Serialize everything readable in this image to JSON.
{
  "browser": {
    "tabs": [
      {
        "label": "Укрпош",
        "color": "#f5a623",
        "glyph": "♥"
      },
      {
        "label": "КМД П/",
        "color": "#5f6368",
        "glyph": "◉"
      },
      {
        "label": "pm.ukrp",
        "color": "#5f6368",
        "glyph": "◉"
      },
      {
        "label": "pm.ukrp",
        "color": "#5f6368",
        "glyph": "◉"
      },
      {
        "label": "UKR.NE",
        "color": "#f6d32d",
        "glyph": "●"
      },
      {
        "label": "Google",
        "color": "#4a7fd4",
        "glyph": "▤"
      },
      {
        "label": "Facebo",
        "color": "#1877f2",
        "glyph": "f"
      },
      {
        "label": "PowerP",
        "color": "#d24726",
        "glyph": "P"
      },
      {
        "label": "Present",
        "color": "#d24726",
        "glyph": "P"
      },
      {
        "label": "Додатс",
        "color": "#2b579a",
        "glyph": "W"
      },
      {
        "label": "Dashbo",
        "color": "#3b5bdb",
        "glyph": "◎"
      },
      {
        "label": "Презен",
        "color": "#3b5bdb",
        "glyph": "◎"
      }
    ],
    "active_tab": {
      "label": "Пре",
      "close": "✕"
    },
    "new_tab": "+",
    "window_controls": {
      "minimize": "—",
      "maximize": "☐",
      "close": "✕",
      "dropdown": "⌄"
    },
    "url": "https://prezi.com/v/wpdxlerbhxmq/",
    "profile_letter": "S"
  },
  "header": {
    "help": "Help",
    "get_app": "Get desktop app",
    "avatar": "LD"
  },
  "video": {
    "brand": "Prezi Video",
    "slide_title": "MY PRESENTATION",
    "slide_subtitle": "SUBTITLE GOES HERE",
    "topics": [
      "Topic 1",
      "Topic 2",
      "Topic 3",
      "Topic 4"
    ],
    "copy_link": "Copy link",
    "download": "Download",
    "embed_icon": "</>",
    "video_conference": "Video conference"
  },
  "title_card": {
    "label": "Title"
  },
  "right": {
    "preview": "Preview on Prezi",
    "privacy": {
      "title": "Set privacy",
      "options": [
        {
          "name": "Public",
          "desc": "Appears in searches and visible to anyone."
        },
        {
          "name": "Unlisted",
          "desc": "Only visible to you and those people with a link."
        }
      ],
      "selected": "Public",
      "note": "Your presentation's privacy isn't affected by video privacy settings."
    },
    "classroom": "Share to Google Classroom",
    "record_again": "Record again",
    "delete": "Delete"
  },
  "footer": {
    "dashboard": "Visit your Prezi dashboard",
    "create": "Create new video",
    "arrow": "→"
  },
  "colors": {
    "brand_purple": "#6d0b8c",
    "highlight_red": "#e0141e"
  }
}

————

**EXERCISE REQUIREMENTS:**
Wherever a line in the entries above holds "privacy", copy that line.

**FINISHED TASK:**
    "privacy": {
      "title": "Set privacy",
      "note": "Your presentation's privacy isn't affected by video privacy settings."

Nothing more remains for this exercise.